Trump Doesn’t Care How Ashli Babbitt Died

Protester with an Ashli Babbitt poster.
Photo: Stephanie Keith/Getty Images

The thing about martyrdom is that it works whether a cause is righteous or not, which makes it especially attractive to grieving parents. Losing a child can feel cosmically unjust. Losing a child who’s also a martyr can give their death meaning, at least, by applying a sheen of heroism to something that’s otherwise just ugly.

So I’m sure it feels nice to Micki Witthoeft to see her daughter’s death get freighted with a level of meaning that’s unavailable to most parents in her situation. “It is my great honor to address each of you gathered today to cherish the memory of Ashli Babbitt, a truly incredible person,” said Donald Trump in a video message to Witthoeft and other members of Babbitt’s family, who gathered on Sunday in Freeport, Texas, to celebrate the dead woman’s birthday.

Witthoeft can’t have expected this response. Before January 6, her daughter was a frustrated U.S. Air Force veteran and QAnon conspiracist in her mid-30s who owned a struggling pool supply company outside of San Diego, California. Babbitt had recently been sued by her short-term business lender and was the target of a court protection order from her husband’s ex-girlfriend, whom she rear-ended three times with her car after a verbal altercation in 2016.

Then, inspired by Trump, she stormed the U.S. Capitol, convinced that the 2020 election had been stolen from him. Video footage from that day reportedly shows Babbitt helping fellow rioters shatter the glass pane on a door leading to the Speaker’s Lobby, where several members of Congress were huddling for safety. Babbitt cuts a slight figure, exaggerated by the Trump flag that streams behind her like a cape, as she gets lifted into the breach and shot by a Capitol police officer.

Babbitt’s death has become a cause célèbre on the right, in part because her death was among the worst and most sensational outcomes of that day — she was one of five people killed and it was caught on camera, her mouth gushing blood as she fell into the crowd. But the furor has been turbocharged by Trump, who has recast her as a patriot-martyr and has transformed her death into one of the many tenuously connected grievances that inflame his base and keep him relevant. He called on Sunday for a “fair and nonpartisan investigation” into her death, months after the Justice Department cleared the cop who killed her of wrongdoing.

I don’t know if Witthoeft has any misgivings about Trump using her daughter in this self-serving way, but her behavior hints at why he’s drawn to her — she looks like a grieving mother in frantic search of answers. Opportunists on the right have been happy to make her feel important, all while feeding her unfounded suspicion that something’s being hidden from her about Babbitt’s death.

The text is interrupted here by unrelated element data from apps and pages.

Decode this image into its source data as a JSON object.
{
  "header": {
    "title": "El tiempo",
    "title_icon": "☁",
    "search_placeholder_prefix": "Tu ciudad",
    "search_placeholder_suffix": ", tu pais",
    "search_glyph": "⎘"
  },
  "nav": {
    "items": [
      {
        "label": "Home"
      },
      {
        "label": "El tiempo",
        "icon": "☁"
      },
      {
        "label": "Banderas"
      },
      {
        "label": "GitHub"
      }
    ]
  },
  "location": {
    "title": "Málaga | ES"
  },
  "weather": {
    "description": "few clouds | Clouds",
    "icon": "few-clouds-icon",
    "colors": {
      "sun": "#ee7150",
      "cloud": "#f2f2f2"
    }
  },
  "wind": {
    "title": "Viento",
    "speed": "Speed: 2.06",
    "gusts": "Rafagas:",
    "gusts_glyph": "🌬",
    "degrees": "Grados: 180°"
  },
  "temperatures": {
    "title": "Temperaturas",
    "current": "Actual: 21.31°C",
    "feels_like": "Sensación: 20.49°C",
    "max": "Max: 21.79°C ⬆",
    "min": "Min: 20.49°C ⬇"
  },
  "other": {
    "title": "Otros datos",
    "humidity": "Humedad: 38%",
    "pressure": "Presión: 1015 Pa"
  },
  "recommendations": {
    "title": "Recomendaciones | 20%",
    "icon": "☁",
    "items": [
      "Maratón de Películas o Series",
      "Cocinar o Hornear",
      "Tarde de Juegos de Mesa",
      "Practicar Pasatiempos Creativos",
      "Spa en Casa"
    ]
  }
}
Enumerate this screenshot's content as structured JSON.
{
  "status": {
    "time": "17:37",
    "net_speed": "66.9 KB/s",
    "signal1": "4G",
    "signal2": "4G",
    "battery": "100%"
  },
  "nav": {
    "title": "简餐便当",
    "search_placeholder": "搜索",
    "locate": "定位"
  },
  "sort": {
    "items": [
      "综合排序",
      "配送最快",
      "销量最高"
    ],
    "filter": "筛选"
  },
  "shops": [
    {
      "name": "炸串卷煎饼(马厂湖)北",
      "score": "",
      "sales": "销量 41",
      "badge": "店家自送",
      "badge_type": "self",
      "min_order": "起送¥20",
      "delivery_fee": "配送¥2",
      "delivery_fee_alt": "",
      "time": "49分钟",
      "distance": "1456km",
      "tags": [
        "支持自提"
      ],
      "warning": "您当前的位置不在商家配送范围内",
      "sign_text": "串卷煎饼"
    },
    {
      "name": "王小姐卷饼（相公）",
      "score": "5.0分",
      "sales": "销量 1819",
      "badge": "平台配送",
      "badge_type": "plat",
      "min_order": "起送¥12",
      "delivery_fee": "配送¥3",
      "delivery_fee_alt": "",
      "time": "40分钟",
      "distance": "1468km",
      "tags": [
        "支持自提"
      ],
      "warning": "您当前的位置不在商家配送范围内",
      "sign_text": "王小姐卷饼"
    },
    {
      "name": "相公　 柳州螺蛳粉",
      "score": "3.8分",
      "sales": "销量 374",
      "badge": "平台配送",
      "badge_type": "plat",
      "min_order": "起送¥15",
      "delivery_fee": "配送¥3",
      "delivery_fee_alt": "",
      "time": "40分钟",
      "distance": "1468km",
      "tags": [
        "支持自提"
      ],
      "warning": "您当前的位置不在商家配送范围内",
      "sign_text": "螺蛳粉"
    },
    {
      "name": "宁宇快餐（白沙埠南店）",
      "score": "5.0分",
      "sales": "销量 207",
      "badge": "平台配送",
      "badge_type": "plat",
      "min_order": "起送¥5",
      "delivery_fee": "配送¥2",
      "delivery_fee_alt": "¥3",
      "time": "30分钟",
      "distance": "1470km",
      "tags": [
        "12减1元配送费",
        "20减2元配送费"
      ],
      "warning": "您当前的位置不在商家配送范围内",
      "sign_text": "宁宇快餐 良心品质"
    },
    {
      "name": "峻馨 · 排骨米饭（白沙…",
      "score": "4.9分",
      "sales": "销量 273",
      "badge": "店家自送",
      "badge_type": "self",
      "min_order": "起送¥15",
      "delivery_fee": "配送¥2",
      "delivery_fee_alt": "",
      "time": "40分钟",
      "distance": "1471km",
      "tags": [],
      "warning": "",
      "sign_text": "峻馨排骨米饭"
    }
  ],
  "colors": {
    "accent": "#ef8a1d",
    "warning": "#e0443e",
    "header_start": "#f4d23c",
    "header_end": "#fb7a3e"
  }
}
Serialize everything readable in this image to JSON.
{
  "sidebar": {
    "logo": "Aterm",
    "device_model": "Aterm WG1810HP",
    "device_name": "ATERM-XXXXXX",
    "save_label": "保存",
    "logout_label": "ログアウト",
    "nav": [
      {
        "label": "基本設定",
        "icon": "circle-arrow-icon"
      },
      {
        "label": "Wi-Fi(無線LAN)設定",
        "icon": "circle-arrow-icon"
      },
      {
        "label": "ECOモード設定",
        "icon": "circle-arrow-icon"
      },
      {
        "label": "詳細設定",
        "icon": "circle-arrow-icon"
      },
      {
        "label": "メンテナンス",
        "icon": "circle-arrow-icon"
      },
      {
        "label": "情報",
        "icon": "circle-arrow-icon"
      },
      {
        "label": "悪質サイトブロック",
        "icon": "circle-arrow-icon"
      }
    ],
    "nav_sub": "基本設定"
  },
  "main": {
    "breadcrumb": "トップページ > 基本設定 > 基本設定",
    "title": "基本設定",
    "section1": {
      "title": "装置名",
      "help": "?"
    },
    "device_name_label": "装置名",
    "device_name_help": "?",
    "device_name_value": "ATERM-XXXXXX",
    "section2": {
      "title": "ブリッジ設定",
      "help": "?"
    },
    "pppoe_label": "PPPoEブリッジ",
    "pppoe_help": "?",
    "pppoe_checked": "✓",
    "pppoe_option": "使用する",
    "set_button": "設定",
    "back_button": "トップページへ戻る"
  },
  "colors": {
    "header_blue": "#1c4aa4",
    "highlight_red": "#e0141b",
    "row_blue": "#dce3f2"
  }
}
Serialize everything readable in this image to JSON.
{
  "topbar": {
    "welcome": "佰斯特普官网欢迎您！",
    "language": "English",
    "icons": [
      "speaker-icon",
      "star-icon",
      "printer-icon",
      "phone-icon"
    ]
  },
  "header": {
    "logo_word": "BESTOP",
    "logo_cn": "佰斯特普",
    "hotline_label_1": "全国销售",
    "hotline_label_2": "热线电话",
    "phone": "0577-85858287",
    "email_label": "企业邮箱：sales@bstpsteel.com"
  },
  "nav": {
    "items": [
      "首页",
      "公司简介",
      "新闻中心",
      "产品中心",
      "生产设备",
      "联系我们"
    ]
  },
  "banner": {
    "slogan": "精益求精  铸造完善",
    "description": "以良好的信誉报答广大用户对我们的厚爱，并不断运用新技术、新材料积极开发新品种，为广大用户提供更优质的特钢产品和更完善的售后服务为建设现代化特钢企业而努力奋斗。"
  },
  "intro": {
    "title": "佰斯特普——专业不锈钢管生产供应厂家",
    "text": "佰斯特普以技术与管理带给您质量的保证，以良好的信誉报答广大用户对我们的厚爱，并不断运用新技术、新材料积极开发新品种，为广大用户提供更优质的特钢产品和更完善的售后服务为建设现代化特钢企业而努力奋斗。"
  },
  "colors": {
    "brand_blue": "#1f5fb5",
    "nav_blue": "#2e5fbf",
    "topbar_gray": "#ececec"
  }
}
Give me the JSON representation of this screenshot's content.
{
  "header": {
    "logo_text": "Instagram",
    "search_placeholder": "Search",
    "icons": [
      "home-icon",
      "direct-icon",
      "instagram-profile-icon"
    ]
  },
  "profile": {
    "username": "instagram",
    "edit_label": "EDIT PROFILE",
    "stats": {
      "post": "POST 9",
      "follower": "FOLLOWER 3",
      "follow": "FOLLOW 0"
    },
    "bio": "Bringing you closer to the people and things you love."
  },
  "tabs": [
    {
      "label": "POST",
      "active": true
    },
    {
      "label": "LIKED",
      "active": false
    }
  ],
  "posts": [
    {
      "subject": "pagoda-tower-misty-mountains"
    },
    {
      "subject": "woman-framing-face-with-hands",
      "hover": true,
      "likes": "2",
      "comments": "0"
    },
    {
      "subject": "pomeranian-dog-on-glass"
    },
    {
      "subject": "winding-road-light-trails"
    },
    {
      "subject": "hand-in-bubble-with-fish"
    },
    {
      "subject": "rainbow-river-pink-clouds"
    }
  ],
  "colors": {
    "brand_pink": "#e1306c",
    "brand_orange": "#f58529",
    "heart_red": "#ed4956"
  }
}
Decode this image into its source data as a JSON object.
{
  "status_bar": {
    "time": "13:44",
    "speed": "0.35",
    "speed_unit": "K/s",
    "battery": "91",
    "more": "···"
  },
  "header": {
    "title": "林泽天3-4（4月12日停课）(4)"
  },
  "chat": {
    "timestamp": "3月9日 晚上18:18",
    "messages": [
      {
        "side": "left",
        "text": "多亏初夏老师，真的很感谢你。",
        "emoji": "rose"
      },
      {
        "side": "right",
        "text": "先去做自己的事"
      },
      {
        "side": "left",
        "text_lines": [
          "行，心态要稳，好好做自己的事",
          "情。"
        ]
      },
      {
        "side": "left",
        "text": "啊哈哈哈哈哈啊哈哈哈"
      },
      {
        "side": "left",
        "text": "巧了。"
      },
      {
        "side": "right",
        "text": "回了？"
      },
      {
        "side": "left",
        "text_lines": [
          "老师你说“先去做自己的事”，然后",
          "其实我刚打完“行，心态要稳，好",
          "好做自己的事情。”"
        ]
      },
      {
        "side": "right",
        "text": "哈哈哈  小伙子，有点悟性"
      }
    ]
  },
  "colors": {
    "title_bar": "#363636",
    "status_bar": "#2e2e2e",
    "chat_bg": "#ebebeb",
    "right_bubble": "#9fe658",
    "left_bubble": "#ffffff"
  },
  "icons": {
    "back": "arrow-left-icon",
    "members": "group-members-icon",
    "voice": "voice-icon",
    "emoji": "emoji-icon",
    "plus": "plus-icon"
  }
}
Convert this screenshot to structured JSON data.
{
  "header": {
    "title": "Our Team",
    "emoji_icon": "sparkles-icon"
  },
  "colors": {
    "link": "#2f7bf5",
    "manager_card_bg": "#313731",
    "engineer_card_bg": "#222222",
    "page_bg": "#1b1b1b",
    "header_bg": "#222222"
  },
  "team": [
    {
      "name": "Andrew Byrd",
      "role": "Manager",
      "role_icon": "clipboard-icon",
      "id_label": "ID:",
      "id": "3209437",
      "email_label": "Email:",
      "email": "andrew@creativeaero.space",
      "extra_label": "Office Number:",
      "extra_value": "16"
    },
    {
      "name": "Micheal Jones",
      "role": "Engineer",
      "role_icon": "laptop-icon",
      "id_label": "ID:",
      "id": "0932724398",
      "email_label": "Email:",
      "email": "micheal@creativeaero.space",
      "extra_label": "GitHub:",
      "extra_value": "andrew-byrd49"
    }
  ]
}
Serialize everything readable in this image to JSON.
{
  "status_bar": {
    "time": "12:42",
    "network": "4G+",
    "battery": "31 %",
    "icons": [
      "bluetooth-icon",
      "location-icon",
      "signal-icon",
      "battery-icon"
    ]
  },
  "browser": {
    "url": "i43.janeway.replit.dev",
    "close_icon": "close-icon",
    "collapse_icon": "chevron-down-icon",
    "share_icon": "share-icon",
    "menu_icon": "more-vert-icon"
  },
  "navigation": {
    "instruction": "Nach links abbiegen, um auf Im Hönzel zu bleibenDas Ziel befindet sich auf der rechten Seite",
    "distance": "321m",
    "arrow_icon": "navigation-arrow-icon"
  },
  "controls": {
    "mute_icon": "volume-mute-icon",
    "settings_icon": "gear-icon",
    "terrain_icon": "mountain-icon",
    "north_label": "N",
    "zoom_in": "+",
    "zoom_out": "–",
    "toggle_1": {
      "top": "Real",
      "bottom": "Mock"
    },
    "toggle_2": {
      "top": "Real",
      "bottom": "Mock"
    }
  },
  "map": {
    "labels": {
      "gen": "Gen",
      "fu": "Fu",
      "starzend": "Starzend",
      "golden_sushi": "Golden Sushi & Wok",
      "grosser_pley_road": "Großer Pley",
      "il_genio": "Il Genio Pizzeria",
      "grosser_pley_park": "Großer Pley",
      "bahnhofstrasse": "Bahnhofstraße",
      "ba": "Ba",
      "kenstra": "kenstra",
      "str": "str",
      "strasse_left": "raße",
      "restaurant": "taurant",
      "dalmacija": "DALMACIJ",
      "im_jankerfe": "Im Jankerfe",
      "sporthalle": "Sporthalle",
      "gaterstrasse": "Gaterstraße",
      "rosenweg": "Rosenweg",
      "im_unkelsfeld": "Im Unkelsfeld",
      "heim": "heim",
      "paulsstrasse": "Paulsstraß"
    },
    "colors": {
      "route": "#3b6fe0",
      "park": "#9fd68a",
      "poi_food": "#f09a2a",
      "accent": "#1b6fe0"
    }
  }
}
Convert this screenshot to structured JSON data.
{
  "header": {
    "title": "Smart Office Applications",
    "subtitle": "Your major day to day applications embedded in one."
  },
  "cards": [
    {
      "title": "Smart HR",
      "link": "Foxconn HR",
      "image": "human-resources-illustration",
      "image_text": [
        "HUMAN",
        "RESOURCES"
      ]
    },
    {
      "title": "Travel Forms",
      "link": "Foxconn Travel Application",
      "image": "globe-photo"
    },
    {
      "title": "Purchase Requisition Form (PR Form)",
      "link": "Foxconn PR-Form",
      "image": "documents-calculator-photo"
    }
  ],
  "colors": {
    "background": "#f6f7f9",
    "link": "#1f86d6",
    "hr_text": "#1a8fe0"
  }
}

In a conversation with Dinesh D’Souza on his podcast in August, Witthoeft described her daily phone calls to Democratic lawmakers on Capitol Hill (“Nancy Pelosi I have called no less than a dozen times”) and to Republican ones in the San Diego area, none of which has yielded the answers she’s looking for. She’s been trying to figure out why an “ambush” was carried out against Babbitt — the term used in the $10 million wrongful death lawsuit she filed against the Capitol Police — while rejecting what, by most accounts, is the clear explanation: that her daughter was killed while participating in a mob attack on sitting members of Congress. It has become incomprehensible, to Witthoeft, that the reticence of lawmakers to tell her more is due less to some hidden plot than a lack of more to tell.

It has to feel good to be reassured that there’s something else to it — that Witthoeft’s daughter was killed as part of something grand and tragic, like a political conspiracy, rather than as an especially unlucky dupe, or a villain, or however else she’s being disparaged by people who didn’t know her. It has to feel good, even if the guy who’s keeping her hope alive, who supposedly cares so much about her daughter, keeps making things up about her.

Beyond the notion that Babbitt was slain for being a conservative patriot, there are Trump’s macabre musings about how she was killed. “The person who shot Ashli Babbitt — boom, right through the head, just boom — there was no reason for that,” he said in July, sliding past the less graphic and less sensational fact that Babbitt was actually shot in the left shoulder.

It might feel queasy to hear him say, but as long as the goal is to get people talking, to get answers, to get justice, then let him say whatever he has to, right? Yet as she watches her daughter get reconfigured in real time, from the girl she raised to the myth she’s become, Witthoeft, sitting at that screen in Freeport, watching the ex-president’s birthday message while a dozen family members chant “USA!” on either side of her, isn’t getting any closer to confronting what she’ll always be now: a mom whose kid died for no good reason. The relief she deserves is a mercy that Trump will never give her and has no desire to — the mercy of coming to honest terms with what it means to mother a dead child and then keep living.